### TASK DETAILS
Search the data below for "presets"; list each line that holds it.

* * * *

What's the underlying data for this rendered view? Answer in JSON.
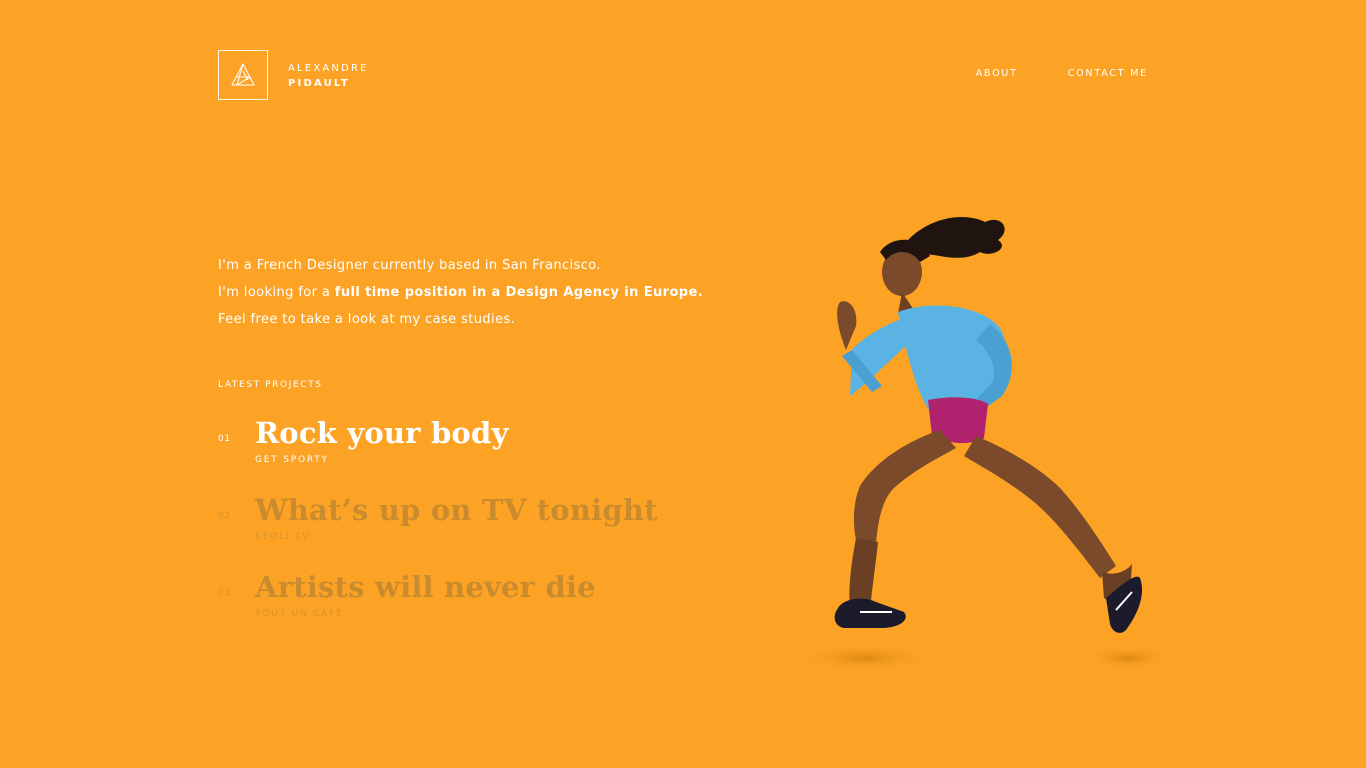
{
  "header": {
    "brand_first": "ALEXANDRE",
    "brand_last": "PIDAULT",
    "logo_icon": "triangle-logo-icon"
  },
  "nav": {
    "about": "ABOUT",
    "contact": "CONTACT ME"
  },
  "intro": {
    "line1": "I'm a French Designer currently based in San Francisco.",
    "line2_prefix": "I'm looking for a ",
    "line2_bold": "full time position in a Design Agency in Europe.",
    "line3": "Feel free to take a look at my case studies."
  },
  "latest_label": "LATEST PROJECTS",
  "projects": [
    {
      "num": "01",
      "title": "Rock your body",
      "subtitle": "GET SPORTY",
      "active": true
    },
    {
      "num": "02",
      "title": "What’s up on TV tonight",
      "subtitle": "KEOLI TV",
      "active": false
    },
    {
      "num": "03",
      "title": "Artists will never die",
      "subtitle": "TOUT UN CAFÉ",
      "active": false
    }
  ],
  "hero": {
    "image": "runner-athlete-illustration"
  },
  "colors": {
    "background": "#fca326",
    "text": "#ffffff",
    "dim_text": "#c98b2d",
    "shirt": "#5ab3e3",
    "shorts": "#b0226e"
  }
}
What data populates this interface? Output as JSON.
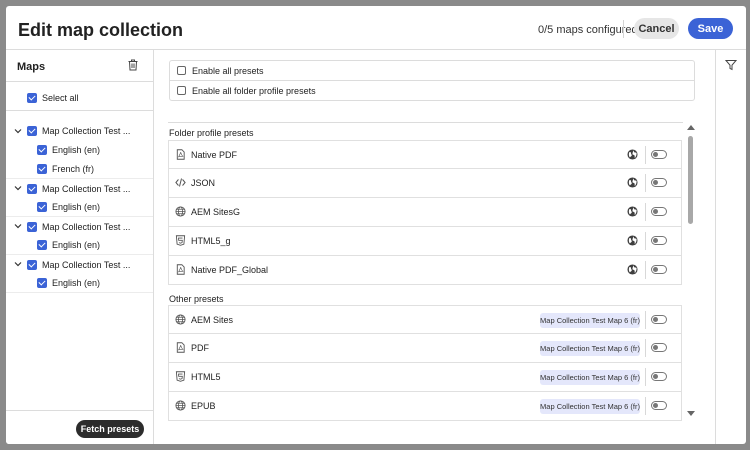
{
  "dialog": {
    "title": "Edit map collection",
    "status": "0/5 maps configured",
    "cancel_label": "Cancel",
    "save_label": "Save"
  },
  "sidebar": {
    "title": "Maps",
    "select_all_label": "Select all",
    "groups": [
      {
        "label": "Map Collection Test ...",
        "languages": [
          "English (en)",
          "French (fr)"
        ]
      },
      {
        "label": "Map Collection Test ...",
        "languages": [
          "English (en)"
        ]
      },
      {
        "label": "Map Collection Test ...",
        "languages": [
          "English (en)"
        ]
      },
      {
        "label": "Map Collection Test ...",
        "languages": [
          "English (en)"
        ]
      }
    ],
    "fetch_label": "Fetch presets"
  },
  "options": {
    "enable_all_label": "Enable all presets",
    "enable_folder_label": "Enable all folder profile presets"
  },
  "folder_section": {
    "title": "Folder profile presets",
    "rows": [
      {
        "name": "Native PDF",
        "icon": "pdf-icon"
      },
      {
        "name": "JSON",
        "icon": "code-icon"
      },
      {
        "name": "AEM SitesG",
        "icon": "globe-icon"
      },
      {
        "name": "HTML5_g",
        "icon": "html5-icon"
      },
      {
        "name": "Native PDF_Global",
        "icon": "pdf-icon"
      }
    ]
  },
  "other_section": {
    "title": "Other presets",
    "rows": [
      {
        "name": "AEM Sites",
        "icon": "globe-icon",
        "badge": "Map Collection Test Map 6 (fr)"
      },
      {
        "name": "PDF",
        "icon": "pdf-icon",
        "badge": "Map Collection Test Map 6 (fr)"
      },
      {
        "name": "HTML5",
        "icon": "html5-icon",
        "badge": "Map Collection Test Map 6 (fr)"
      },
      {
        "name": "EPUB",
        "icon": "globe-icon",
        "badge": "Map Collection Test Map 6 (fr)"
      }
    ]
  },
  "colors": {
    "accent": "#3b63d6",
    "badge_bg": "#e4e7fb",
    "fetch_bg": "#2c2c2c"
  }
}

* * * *

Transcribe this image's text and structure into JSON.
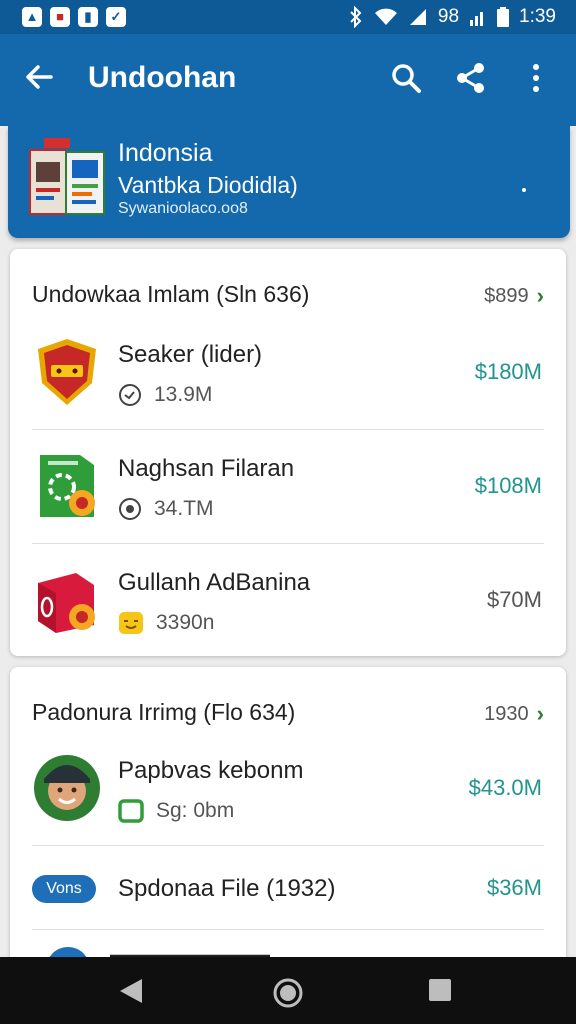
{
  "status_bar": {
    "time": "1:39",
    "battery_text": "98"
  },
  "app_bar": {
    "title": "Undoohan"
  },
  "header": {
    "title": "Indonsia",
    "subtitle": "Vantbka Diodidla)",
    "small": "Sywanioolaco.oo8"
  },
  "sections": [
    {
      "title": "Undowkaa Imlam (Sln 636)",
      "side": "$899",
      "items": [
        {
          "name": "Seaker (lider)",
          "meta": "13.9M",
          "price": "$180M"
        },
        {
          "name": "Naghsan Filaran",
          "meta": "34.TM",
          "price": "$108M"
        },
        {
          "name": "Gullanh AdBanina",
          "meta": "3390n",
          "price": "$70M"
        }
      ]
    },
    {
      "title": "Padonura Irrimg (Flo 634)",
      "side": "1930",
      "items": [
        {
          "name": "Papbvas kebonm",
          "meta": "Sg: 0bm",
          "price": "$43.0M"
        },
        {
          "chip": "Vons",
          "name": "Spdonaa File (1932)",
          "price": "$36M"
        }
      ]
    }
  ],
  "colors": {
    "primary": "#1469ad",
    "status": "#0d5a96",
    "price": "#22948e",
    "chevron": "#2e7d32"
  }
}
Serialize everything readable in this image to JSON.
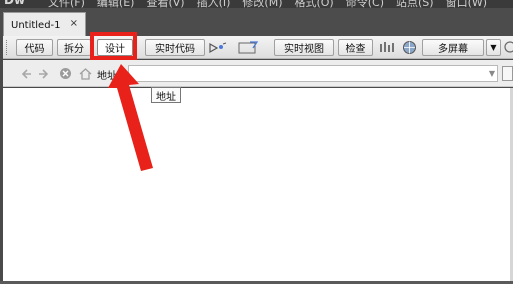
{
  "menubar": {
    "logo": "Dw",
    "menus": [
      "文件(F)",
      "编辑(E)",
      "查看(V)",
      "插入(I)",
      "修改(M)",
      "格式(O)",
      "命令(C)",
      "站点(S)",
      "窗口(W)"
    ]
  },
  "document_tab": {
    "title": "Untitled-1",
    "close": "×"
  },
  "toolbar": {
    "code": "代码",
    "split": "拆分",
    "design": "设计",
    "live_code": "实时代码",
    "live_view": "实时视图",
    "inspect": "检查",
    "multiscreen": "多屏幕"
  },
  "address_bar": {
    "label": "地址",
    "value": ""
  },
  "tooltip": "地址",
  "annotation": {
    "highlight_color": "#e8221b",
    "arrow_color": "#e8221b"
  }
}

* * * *

### WRITTEN ANSWER
    "fetch_label": "Fetch presets"
    "enable_all_label": "Enable all presets",
    "enable_folder_label": "Enable all folder profile presets"
    "title": "Folder profile presets",
    "title": "Other presets",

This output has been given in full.